In the evolution of iron making in Europe certain key developments seem to have occurred in Belgium during the later part of the Middle Ages. Initially in the basin of the River Meuse, but later over a wider part of southern Belgium, blast furnaces and forges were established and several areas of iron making grew and continued in use, in some cases, to the present day. With the growth of iron making in the Weald indirectly indebted to the developments that took place in Belgium, it seemed appropriate to visit some of the sites of ironmaking in that country.
Our first port of call was the Maison de la Métallurgie in Liége. Here, a late-17th century furnace and forge, from elsewhere in Belgium, have been reconstructed and surrounded by the tools used to operate them. A large number of iron products are also on display, including a substantial collection of firebacks.
Le Fourneau de St Michel lies about 5km north of St Hubert, in the Ardennes forest. The site includes a blast furnace built in the 18th century, a forge building, charcoal and ore stores, and an interesting museum containing models illustrating the iron making processes. A large number of iron products displayed there included, in particular, a range of iron stoves.
Further to the south, the Musée Gaumais at Virton contained a vast collection of firebacks, or taques de foyers. These were striking for their size, which was commonly in excess of a metre square, and for the quality of their designs.

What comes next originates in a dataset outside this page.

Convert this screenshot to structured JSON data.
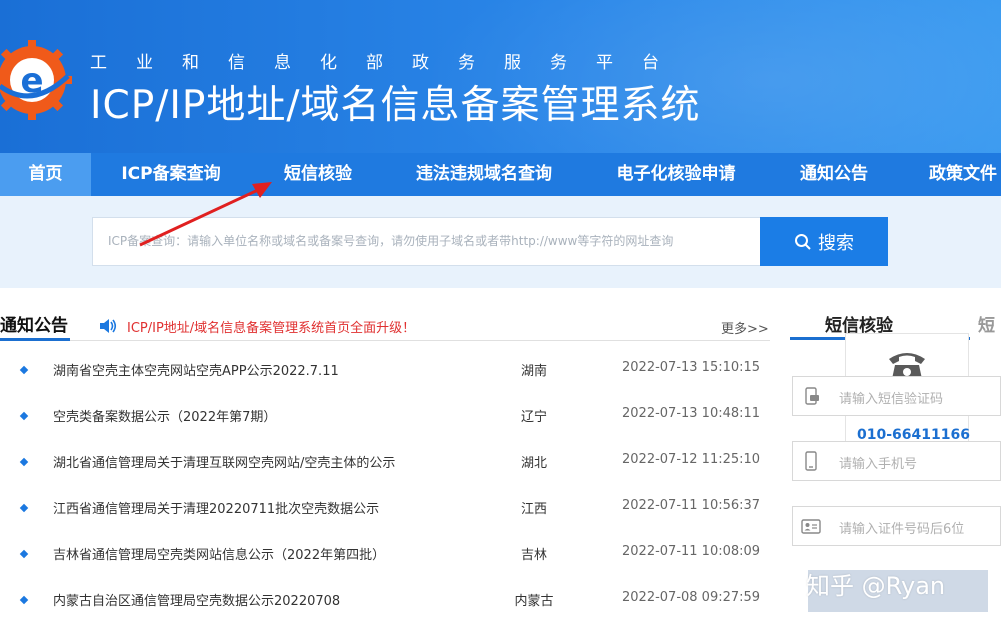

They dated from the late 16th to the mid 18th centuries.
Crossing into France, the furnace at Buré d’Orval, east of the village of Torgny, dated from the early 19th century but, because of the later industrialisation of the region compared to Britain, the works were in a rural location adjacent to the ironmaster’s house, much as Wealden works were. The furnace survives, as do the shells of several buildings.
Of mid-19th century date, all that remains of the furnace at Cons la Grandeville, west of Longwy, is the stack standing beside the local road. The development of furnace construction, which had been seen at Buré d’Orval, was even more evident here, with the traditional stone stack less functional and with access to the hearth on all four sides.
Evidence of the continuity of iron-making skills from Belgium to the Pays de Bray, in northern France, reveals that Henri le Feron built an iron mill at Le Becquet, near Beauvais, in 1451. Henri came from Jausse-les-Ferons near the village of Gêves, south east of Namur. The probable site of his forge at Jausse was located although nothing could be seen after an interval of over 550 years.The visit to Belgium was the second overseas trip made by the Group, the first being in 1989 to the Pays de Bray.
© Wealden Iron Research Group 2000-12.